◆ Exercise
Copy each line, word for word, from the one with "Read all visible content and emit it as JSON." through the final line of the listing, but skip the pictures.

◆ Records to process
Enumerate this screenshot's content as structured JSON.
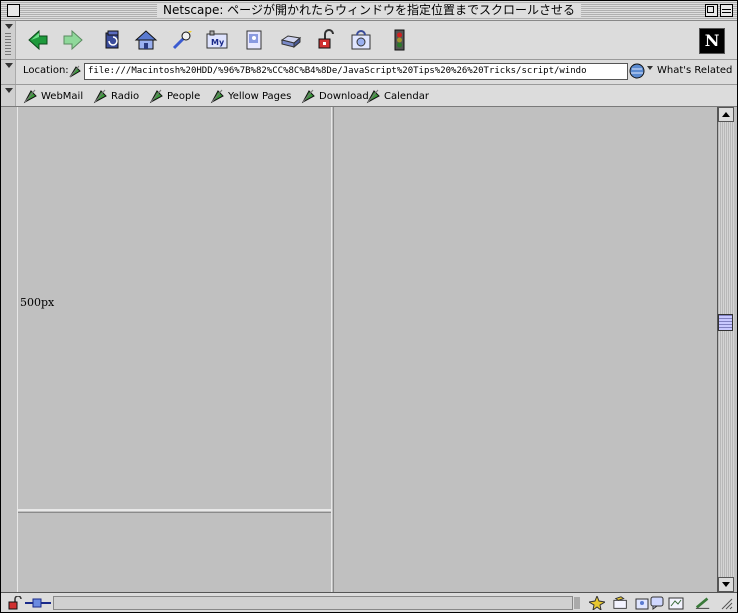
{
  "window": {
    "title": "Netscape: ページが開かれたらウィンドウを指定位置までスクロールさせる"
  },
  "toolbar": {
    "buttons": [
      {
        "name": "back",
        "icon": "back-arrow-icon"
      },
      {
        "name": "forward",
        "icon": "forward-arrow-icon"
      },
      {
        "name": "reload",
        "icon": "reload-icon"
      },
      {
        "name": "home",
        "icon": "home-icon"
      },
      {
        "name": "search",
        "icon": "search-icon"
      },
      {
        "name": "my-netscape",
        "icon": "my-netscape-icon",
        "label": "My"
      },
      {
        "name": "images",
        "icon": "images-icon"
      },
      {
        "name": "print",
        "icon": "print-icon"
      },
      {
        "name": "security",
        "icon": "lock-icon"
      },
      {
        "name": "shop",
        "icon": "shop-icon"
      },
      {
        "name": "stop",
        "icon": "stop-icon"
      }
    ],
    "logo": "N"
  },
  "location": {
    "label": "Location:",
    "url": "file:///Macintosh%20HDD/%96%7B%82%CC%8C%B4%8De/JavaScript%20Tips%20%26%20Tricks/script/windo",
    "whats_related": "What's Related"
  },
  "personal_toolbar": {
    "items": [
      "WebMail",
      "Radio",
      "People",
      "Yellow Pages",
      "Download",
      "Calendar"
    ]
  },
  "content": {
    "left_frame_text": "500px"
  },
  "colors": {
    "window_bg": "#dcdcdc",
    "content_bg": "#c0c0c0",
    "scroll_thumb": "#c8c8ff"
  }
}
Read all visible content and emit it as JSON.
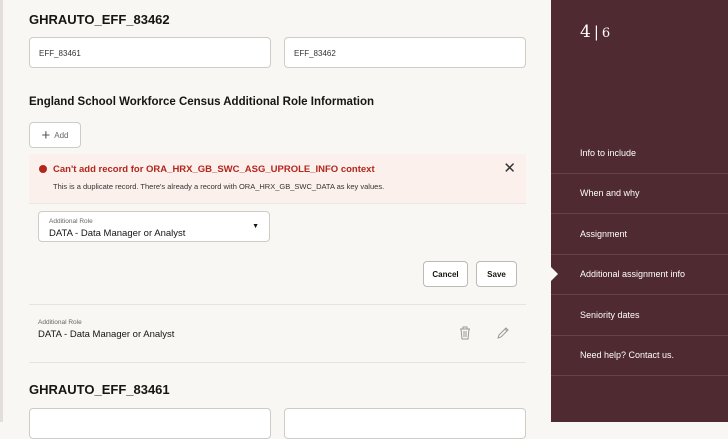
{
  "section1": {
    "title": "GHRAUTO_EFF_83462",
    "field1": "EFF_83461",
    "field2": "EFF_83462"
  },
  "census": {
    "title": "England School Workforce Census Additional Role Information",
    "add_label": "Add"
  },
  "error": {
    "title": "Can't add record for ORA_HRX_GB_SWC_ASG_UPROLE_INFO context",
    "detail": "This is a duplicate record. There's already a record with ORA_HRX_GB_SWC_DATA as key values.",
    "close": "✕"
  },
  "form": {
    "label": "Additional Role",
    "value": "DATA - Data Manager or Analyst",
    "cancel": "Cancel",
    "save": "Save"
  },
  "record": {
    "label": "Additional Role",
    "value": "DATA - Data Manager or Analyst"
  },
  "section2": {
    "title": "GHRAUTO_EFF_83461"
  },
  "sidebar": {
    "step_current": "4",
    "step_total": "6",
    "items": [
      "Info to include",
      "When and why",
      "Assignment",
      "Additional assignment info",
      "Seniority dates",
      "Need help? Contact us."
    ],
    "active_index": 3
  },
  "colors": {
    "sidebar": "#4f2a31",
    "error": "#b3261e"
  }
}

◆ Reply to the task
Read all visible content and emit it as JSON.
{
  "section1": {
    "title": "GHRAUTO_EFF_83462",
    "field1": "EFF_83461",
    "field2": "EFF_83462"
  },
  "census": {
    "title": "England School Workforce Census Additional Role Information",
    "add_label": "Add"
  },
  "error": {
    "title": "Can't add record for ORA_HRX_GB_SWC_ASG_UPROLE_INFO context",
    "detail": "This is a duplicate record. There's already a record with ORA_HRX_GB_SWC_DATA as key values.",
    "close": "✕"
  },
  "form": {
    "label": "Additional Role",
    "value": "DATA - Data Manager or Analyst",
    "cancel": "Cancel",
    "save": "Save"
  },
  "record": {
    "label": "Additional Role",
    "value": "DATA - Data Manager or Analyst"
  },
  "section2": {
    "title": "GHRAUTO_EFF_83461"
  },
  "sidebar": {
    "step_current": "4",
    "step_total": "6",
    "items": [
      "Info to include",
      "When and why",
      "Assignment",
      "Additional assignment info",
      "Seniority dates",
      "Need help? Contact us."
    ],
    "active_index": 3
  },
  "colors": {
    "sidebar": "#4f2a31",
    "error": "#b3261e"
  }
}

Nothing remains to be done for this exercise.